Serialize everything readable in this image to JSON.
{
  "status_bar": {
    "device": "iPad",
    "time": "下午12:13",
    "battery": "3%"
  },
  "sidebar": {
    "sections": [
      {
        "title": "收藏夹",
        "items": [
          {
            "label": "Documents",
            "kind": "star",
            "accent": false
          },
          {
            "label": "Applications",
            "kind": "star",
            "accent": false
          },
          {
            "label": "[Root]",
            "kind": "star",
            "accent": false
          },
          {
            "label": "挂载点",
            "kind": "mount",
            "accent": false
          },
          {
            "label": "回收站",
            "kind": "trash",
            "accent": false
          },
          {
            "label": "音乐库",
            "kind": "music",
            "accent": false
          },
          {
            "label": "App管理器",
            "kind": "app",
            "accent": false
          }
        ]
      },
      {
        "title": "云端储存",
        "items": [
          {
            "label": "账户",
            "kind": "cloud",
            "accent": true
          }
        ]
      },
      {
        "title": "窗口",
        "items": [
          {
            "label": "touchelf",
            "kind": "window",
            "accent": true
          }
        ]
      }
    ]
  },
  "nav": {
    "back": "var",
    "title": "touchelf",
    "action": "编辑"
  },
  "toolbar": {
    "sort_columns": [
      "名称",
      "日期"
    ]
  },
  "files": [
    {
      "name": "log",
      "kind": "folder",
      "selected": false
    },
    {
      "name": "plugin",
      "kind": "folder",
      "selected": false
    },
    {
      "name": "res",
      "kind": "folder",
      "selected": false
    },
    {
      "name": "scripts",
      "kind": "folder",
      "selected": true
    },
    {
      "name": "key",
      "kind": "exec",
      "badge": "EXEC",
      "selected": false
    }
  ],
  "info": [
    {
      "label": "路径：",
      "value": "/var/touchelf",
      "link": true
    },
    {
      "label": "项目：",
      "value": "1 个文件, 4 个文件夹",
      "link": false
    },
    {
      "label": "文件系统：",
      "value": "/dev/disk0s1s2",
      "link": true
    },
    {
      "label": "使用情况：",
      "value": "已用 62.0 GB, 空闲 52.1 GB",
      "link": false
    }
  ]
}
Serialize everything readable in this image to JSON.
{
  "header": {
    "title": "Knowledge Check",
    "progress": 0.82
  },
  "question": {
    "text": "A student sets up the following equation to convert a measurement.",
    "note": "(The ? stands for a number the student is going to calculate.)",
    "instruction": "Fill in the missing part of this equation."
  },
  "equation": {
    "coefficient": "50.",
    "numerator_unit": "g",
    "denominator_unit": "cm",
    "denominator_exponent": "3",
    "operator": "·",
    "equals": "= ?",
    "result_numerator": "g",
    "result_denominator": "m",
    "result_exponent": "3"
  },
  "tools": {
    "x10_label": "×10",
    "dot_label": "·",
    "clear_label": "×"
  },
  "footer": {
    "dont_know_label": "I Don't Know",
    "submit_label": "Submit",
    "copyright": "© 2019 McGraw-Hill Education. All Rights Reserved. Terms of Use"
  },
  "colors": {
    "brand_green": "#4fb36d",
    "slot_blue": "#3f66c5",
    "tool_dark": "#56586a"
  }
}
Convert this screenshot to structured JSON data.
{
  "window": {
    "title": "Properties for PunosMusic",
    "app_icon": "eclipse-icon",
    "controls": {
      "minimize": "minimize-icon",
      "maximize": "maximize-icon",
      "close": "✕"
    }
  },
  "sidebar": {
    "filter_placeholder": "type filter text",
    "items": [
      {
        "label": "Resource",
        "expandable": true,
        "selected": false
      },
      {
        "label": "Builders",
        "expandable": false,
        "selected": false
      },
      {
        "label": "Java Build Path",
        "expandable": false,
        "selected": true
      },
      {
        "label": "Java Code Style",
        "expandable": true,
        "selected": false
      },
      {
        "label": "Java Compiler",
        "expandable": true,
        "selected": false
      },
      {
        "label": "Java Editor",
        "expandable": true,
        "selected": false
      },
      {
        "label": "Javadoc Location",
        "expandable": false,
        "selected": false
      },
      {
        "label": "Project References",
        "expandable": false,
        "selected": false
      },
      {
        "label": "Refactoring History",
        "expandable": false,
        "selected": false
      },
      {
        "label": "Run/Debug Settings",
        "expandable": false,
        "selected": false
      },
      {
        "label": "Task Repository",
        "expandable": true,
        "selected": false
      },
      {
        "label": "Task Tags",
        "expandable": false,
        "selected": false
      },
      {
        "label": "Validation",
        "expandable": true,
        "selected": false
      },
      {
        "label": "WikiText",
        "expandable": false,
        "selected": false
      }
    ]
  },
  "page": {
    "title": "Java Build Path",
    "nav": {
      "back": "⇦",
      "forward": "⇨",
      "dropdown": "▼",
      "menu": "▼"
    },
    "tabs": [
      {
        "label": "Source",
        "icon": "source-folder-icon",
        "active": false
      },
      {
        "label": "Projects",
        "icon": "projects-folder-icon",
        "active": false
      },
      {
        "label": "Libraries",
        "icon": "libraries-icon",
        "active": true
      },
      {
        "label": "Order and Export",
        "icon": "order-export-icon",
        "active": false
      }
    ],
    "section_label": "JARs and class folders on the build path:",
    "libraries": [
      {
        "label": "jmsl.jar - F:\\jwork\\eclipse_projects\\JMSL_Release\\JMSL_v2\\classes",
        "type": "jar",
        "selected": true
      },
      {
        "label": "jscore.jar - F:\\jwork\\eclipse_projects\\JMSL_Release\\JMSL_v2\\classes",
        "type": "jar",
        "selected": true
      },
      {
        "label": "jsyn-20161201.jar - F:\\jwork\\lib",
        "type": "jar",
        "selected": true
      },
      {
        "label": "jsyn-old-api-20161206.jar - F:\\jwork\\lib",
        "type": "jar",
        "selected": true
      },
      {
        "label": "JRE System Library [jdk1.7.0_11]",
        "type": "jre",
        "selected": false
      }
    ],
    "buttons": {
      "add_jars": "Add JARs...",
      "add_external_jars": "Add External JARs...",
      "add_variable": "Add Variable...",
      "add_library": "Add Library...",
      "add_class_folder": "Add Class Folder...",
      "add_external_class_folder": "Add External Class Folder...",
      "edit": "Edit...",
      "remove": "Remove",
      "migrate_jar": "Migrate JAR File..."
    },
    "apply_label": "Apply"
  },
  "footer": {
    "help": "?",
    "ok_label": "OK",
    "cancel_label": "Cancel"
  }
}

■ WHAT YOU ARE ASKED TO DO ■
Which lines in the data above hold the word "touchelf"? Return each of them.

■ OUTPUT FOR THIS EXERCISE ■
            "label": "touchelf",
    "title": "touchelf",
      "value": "/var/touchelf",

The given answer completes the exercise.